I am here. You, there. I miss
you. I still want you and I cannot
figure out why. For the life of me,
I cannot imagine how the jailed clings to
her jailer. Why the least you could give
me served as sustenance. Body fat slipped
away, left muscle hanging on bone.
Skin lost tautness, sunk wrinkled on my belly.
I became a ghost of myself, withered and dying to eat,
but not hungry, wanting to sleep, but held awake.
My eyes scanned the dark for the possibility
of something left behind,
a hair, a flake of skin, your smell among
the tangled sheets where we lay always
as if putting our heads on the pillows
might commit you to more
than you were willing to give.
For the life of me, I cannot find a reason
to love you to want you to crave holding
you in a way so without reason it bends me
in half to ease the kicking anxiety
that races my heart for breath.
Finally, you simply stopped,
simply chose not to continue, a child walking
away from a game before its end, ruining
everything for everyone else.
TSTmpj: Relationships are probably the most serious "game" that any of us play. More like a sport where men and women hunt "game". What would you wish the reader of your poem to read in between the lines about how they might potentially approach their next relationship?
April Salzano: Adrienne Rich’s "Trying to Talk with a Man" is one of my favorite pieces dealing with relationships: "talking of the danger/as if it were not ourselves/as if we were testing anything else." The metaphor of testing bombs says it all. That was in 1971, though it seems humans have always struggled with communication, and the lack thereof is as classic a theme as love itself. What we are capable of doing to each other is astounding. Unfortunately, our modern methods of conversing seem to be breaking down our ability to communicate. Entire relationships are conducted via text message and the internet. While I believe in the inherent value of the written word, we are losing the ability to truly connect with one another. That message is embedded in my poem, the necessity for reciprocal honesty, as is the need to recognize the difference between being genuinely cared for and respected and simply functioning to validate the Other’s self-efficacy.
TSTmpj: Your technique is good, your enjambments are working well.
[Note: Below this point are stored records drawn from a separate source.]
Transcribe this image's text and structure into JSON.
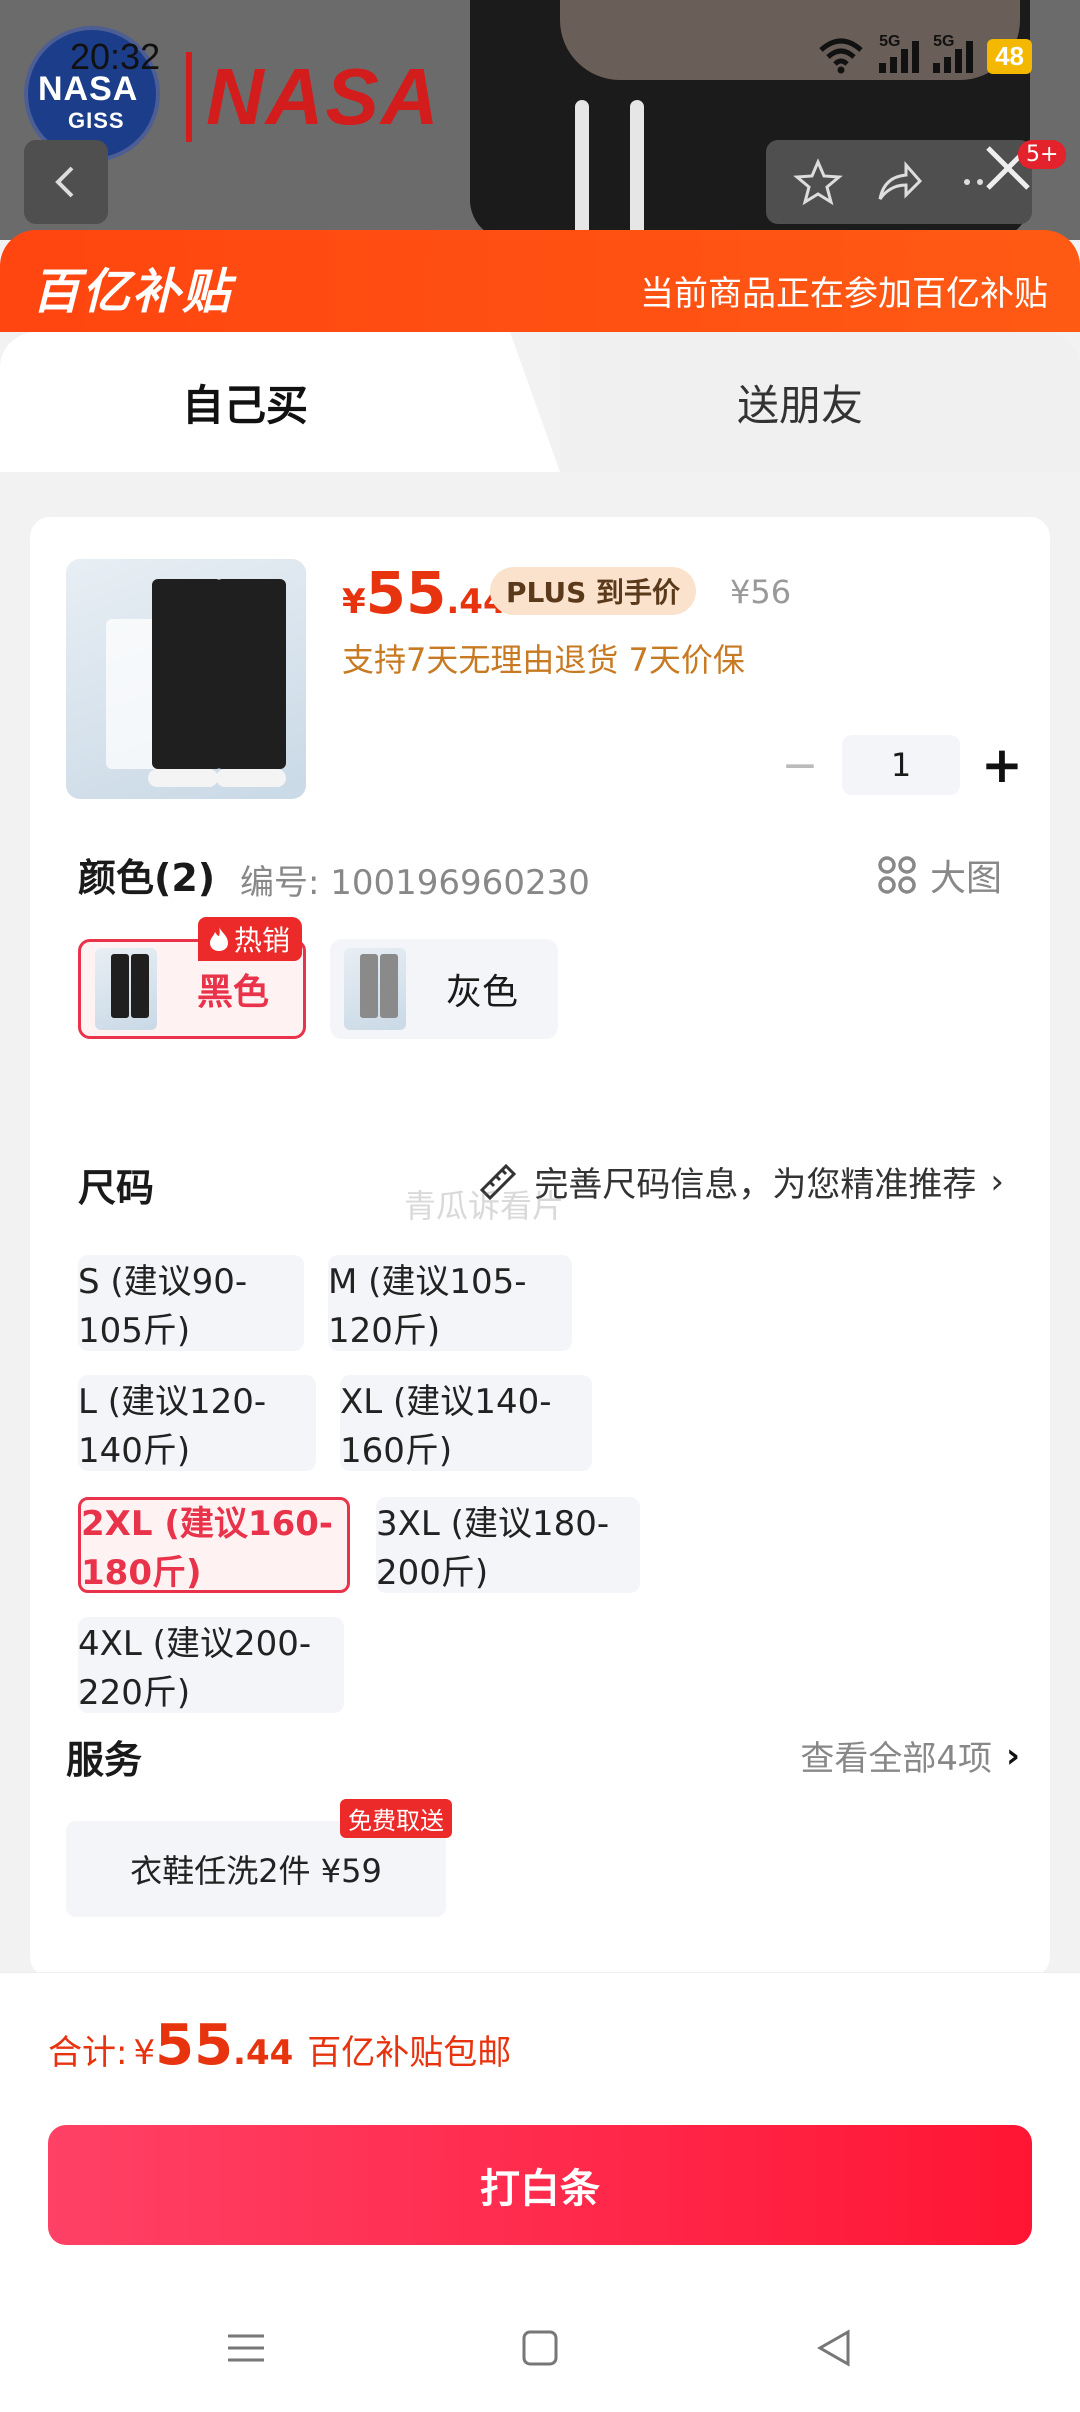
{
  "status": {
    "time": "20:32",
    "battery": "48",
    "sig1": "5G",
    "sig2": "5G"
  },
  "brand": {
    "circle": "NASA",
    "circle_sub": "GISS",
    "word": "NASA"
  },
  "top": {
    "badge": "5+"
  },
  "banner": {
    "logo": "百亿补贴",
    "text": "当前商品正在参加百亿补贴"
  },
  "tabs": {
    "self": "自己买",
    "gift": "送朋友"
  },
  "product": {
    "price_symbol": "¥",
    "price_int": "55",
    "price_dec": ".44",
    "plus_tag": "PLUS 到手价",
    "original_price": "¥56",
    "services": "支持7天无理由退货  7天价保",
    "quantity": "1",
    "minus": "−",
    "plus": "+"
  },
  "color": {
    "title": "颜色(2)",
    "code": "编号: 100196960230",
    "bigpic": "大图",
    "hot": "热销",
    "options": [
      "黑色",
      "灰色"
    ]
  },
  "size": {
    "title": "尺码",
    "recommend": "完善尺码信息，为您精准推荐",
    "watermark": "青瓜诉看片",
    "options": [
      "S (建议90-105斤)",
      "M (建议105-120斤)",
      "L (建议120-140斤)",
      "XL (建议140-160斤)",
      "2XL (建议160-180斤)",
      "3XL (建议180-200斤)",
      "4XL (建议200-220斤)"
    ],
    "selected": "2XL (建议160-180斤)"
  },
  "service": {
    "title": "服务",
    "view_all": "查看全部4项",
    "item": "衣鞋任洗2件  ¥59",
    "tag": "免费取送"
  },
  "footer": {
    "total_label": "合计:",
    "cur": "¥",
    "int": "55",
    "dec": ".44",
    "shipping": "百亿补贴包邮",
    "pay_button": "打白条"
  },
  "colors": {
    "accent": "#e8334a",
    "price": "#e8330f",
    "banner": "#ff4510"
  }
}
What advice, as a college teacher, do you give to fledgling poets on technique?
April Salzano: Thank you. Beyond the most obvious advice to read more poetry, the advice I offer to poets is to recognize the distinction between author and speaker. Though we teach this to readers, it is as important to writers as a way to learn to experiment with voice. Even the confessional poets do not always function as the I of the poem. By assuming the voice (and thus perspective) of someone or something else, writers make available a whole new realm of experience and imagery, which adds dimension to their craft. Perhaps a more general bit of advice is to write. Constantly. Writing poetry is frequently misinterpreted as simply an act of expelling emotion, a catharsis. Technique not only outweighs "feelings," but it is what conveys them. Beginning writers often get that raw emotion on the page fairly easily, but need to experiment with form and style.
TSTmpj: Do you always use simple language in your poetry. Is there a place, do you feel, for more, for want of a better word, abstruse language?
April Salzano: My work often utilizes simple language but does not use language simply. I don’t want my readers to have to clutch the thesaurus while they read; I want them instead to understand the language and context first, and then go back and locate other possible meanings, to find duplicity. Plath was accused as being "Roget’s trollop" in her early work, but the language itself in Ariel is more accessible, the images sharper. Poets like Rich and Clifton allow the decoding to come from the image, metaphor, implication. Certainly there is a place for more, as you say, abstruse language. Some of my own poems might fall into this category, and many poets I admire utilize a style quite different from my own.
April Salzano teaches college writing in Pennsylvania and is working on her first collection of poetry.